» **TRY IT**
The expected output is each line in the data below that includes the string "Bilder".

» **DATA EXCERPTS**
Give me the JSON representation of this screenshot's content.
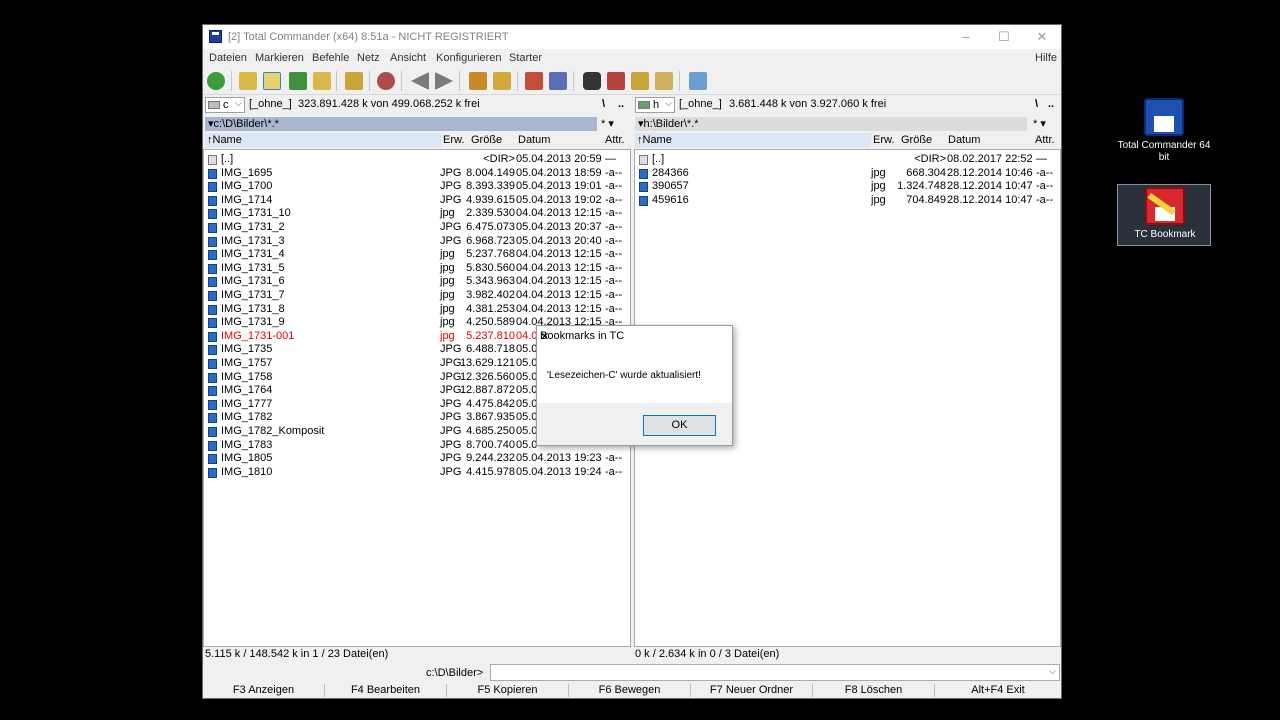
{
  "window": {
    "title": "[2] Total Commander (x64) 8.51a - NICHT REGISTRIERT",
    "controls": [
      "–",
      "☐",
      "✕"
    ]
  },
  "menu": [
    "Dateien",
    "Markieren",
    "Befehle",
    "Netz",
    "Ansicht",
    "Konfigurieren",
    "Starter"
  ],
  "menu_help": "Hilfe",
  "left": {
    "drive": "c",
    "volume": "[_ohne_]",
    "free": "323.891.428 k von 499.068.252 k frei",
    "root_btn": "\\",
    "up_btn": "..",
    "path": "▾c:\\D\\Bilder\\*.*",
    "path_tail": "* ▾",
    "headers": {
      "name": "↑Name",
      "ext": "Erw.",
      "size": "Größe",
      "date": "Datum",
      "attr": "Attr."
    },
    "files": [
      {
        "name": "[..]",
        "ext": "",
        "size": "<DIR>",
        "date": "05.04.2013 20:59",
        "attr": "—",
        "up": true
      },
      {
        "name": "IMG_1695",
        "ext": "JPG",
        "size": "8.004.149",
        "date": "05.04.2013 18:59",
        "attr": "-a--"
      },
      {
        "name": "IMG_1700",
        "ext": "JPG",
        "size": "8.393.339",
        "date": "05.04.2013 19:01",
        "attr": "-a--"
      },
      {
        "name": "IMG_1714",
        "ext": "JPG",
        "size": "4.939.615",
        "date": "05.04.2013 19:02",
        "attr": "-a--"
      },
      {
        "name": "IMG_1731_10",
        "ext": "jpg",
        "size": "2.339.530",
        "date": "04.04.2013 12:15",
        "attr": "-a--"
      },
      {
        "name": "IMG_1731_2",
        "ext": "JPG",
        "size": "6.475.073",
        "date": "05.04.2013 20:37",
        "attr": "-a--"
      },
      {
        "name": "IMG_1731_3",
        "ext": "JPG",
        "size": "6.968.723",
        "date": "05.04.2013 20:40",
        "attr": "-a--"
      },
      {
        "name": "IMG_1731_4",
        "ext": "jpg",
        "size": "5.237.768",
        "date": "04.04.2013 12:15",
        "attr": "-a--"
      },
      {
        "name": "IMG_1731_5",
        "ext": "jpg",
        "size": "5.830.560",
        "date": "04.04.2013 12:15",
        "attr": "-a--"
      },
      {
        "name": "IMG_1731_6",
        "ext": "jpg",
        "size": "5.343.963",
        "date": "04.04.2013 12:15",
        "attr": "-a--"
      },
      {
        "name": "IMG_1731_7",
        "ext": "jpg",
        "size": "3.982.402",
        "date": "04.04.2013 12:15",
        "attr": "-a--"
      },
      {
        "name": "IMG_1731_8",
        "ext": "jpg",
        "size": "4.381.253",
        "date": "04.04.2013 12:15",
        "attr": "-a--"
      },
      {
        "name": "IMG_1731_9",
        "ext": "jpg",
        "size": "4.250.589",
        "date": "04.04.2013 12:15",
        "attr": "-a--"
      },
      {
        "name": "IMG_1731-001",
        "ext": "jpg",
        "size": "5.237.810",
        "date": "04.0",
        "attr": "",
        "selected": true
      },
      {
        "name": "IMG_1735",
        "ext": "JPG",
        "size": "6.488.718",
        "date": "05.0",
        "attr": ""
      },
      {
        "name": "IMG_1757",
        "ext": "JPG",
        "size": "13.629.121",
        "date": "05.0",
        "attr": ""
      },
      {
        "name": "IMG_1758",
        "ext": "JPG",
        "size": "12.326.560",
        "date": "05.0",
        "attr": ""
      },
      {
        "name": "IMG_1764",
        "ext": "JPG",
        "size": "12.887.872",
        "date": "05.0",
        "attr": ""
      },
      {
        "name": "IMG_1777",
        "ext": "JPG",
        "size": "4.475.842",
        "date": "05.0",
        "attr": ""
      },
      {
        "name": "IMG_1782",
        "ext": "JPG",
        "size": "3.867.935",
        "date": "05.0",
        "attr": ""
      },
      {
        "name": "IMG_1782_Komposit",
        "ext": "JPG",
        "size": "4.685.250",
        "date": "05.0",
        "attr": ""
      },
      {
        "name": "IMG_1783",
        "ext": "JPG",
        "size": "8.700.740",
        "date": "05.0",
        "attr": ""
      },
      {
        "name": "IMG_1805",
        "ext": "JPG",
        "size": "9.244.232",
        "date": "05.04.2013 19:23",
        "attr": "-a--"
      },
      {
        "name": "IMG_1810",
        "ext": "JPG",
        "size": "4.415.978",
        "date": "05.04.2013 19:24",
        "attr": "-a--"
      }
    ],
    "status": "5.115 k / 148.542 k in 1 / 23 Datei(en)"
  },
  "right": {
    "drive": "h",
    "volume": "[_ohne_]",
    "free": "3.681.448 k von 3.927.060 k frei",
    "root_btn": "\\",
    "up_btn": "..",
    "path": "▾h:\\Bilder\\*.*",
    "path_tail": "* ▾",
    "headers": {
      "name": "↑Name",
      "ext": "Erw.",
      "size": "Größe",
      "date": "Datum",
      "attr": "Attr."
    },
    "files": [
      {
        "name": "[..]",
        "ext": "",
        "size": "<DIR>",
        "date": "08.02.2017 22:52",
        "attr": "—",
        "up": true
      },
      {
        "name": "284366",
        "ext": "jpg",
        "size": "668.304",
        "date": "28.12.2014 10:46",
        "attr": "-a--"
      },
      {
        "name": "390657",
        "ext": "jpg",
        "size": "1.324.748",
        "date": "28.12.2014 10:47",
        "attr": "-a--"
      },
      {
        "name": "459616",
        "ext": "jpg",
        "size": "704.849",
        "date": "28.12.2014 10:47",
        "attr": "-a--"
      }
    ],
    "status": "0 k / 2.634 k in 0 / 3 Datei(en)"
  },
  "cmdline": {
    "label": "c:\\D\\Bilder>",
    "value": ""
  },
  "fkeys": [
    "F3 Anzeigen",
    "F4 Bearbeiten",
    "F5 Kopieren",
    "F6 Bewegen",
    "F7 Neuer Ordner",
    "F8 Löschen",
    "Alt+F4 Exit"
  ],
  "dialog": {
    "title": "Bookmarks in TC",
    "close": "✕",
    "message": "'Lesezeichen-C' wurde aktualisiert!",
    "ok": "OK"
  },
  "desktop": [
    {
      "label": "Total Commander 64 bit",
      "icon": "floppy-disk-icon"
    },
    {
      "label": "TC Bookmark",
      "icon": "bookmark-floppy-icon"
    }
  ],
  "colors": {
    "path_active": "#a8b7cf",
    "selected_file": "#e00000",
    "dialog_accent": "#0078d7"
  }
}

» **SOLUTION FOR THIS TASK**
    "path": "▾c:\\D\\Bilder\\*.*",
    "path": "▾h:\\Bilder\\*.*",
    "label": "c:\\D\\Bilder>",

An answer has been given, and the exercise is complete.